    Limited Partnership (LP): 

    A limited partnership is a partnership between two or more people formed by agreement and the filing of a certificate of formation with the secretary of state. xv An LP must have at least one general partner who manages the day-to-day operations and at least one limited partner who is not involved in the management of the firm.xvi Partners may be individuals, partnerships, corporations, or any other type of legal entity.xvii Limited partners usually only provide funds to the partnership.xviii 

    Like a general partnership, LPs have flexibility on the division of profits. Its general partners are also jointly and severally liable for the partnership’s debts and obligations. Limited partners have limited liability up to the value of their investment. Limited partners are not allowed to materially participate in the management of the firm. If they do, their liability protection is lost.xix 

    Limited Liability Partnership (LLP): 

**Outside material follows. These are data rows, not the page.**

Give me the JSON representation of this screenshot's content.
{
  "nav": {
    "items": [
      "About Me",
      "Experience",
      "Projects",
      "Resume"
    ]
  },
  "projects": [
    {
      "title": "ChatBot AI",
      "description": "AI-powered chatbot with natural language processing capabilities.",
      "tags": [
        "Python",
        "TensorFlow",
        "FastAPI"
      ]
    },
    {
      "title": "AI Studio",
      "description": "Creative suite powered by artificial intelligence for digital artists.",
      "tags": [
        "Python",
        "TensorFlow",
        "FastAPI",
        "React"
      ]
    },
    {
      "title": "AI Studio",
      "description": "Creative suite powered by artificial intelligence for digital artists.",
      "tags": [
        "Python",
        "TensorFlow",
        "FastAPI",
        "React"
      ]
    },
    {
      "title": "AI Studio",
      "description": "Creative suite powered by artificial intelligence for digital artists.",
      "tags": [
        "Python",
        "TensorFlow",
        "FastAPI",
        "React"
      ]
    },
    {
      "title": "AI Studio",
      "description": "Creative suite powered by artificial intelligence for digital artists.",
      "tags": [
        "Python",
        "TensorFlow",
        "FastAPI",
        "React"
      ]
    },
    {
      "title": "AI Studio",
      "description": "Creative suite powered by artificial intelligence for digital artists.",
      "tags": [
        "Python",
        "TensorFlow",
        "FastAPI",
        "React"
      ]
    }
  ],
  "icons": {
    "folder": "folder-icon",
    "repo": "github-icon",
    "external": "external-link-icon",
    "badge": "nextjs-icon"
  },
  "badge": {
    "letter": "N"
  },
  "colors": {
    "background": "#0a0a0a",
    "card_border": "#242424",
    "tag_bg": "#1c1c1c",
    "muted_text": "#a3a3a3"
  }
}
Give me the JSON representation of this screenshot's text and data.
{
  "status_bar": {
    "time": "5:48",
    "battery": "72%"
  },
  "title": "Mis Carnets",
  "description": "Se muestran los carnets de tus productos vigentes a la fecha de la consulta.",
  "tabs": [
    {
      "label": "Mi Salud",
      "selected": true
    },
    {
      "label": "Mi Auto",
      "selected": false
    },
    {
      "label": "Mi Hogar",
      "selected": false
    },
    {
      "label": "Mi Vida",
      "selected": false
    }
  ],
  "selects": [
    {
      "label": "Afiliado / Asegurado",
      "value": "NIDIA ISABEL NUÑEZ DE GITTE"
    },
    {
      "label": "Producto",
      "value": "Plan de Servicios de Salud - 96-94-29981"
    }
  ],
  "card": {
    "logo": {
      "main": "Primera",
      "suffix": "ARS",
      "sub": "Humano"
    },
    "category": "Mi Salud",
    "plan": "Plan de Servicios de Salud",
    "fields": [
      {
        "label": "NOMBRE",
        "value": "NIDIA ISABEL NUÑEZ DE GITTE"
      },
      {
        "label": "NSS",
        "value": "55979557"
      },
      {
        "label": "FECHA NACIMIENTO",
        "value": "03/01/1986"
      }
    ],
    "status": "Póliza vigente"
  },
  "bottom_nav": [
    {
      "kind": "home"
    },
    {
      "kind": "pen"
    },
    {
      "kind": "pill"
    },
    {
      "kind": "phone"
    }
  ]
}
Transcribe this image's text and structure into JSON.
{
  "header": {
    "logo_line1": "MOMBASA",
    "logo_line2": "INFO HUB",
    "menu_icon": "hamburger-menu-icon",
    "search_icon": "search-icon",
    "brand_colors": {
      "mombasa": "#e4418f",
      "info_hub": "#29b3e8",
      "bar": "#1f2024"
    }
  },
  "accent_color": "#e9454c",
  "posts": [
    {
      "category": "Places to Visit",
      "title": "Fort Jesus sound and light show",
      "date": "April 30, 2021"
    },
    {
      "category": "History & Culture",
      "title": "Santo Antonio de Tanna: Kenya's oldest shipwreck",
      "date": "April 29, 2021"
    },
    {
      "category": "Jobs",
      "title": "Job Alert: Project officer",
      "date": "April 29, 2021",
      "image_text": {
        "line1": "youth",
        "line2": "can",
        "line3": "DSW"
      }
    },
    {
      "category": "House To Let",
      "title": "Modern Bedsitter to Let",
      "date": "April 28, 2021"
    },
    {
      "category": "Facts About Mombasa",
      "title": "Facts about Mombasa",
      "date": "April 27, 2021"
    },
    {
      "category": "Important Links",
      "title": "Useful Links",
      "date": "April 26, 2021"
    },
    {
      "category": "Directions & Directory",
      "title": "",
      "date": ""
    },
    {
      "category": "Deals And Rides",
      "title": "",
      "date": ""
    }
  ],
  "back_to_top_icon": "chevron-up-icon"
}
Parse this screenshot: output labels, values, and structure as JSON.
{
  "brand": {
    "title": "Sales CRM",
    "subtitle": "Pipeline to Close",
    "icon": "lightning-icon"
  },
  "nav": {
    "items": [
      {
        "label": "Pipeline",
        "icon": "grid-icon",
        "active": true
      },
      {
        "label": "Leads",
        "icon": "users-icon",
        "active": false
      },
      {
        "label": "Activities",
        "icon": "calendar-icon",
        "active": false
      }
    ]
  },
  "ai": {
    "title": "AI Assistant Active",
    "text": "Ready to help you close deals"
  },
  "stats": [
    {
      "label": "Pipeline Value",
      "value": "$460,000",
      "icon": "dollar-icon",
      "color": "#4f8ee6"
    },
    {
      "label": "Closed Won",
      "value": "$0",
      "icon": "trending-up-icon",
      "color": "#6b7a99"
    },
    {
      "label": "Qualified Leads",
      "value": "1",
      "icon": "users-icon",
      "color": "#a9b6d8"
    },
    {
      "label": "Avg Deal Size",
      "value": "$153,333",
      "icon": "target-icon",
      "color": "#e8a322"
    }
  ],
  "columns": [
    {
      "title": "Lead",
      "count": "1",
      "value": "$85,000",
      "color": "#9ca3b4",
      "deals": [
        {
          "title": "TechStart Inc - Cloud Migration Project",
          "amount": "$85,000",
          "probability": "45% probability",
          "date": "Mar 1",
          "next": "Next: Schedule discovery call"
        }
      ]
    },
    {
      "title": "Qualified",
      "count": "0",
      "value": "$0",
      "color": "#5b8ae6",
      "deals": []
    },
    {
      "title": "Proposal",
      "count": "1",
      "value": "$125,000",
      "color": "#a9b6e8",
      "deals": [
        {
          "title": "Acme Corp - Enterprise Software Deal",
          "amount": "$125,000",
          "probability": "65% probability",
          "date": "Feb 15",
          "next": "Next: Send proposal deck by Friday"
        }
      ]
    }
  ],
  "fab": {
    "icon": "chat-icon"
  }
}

    A limited liability partnershipxx is simply the registration of a pre-existing general partnership or a pre-existing limited partnership as an LLP with the secretary of state; however, an LLP does shield its owners from personal liability for the partnership’s debts and obligations.xxi An LLP must have at least two owners and can have an unlimited number of ownership classes. Ownership interests are also freely transferrable unless restricted by the LLP agreement. Partners can be added or retired as dictated by the partnership agreement, but partnership status is not transferable unless all partners agree.xxii 

    3) Can a law firm from another state open an office in Texas if the firm owners are not licensed in Texas but the lawyers who will practice in the Texas office are? 

    Yes, and . . . while it is not necessary to have a firm owner in the Texas office if there is an attorney practicing in the office that is licensed in Texas, practically speaking, there are ethics issues to work through when a firm expands into another state, such as how conflicts will be addressed and what the ramifications are of merging differing disciplinary rules, like fee splitting rules or nonlawyer ownership rules. How names are presented on the letterhead for multistate practices can even be an issue.xxiii 

    1. Shane P. Landers and Kelly Norsworthy, presented by Adam W. Dietrich and Jim Mueller, The Twilight Zone: Firm Structure and Organization, State Bar of Tex. Prof. Dev. Program, Marriage Dissolution Institute at 1 (2021).
    2. Id. at 2; interview with Penny Robe, Robe Law Firm (July 28, 2023).
    3. Id.
    4. See Texas Secretary of State, Formation of Texas Entities FAQs,, and Guide for Determining Permissible Entity Types for Licensed Professions (Aug. 2017),
    5. Tex. Bus. Orgs. Code, § 301.002(3).
    6. See supra, Formation of Texas Entities FAQs.
    7. See supra, Twilight Zone at 4.
    8. Supra, S Corporations and Instructions for Form 2553 at 1.
    9. See supra, Twilight Zone at 4.
    10. Tex. Bus. Orgs. Code, § 301.002(6).
    11. See supra, Twilight Zone at 3.
    12. See supra, Formation of Texas Entities FAQs.
    13. See supra, Twilight Zone at 3–4.
    14. See supra, Penny Robe.
    15. See generally Tex. Bus. Orgs. Code, ch. 153, “Limited Partnerships.”
    16. See supra, Formation of Texas Entities FAQs.
    17. Texas Secretary of State, Form 207—General Information (Certificate of Formation—Limited Partnership) (Dec. 2021),
    18. See supra, Twilight Zone at 2.
    19. Tex. Bus. Orgs. Code, § 153.102.
    20. Tex. Bus. Orgs. Code, §§ 152.801 et seq., 153.351 et seq.
    21. See supra, Formation of Texas Entities FAQs.
    22. Tex. Bus. Orgs. Code, § 152.401 et seq.
    23. See supra, Penny Robe.

    The information provided and the opinions expressed in this monograph are solely those of the author. Neither the State Bar of Texas nor the author are rendering legal, accounting or professional advice and assume no liability in connection with the suggestions, opinions, or products mentioned.

    Related Posts

    None found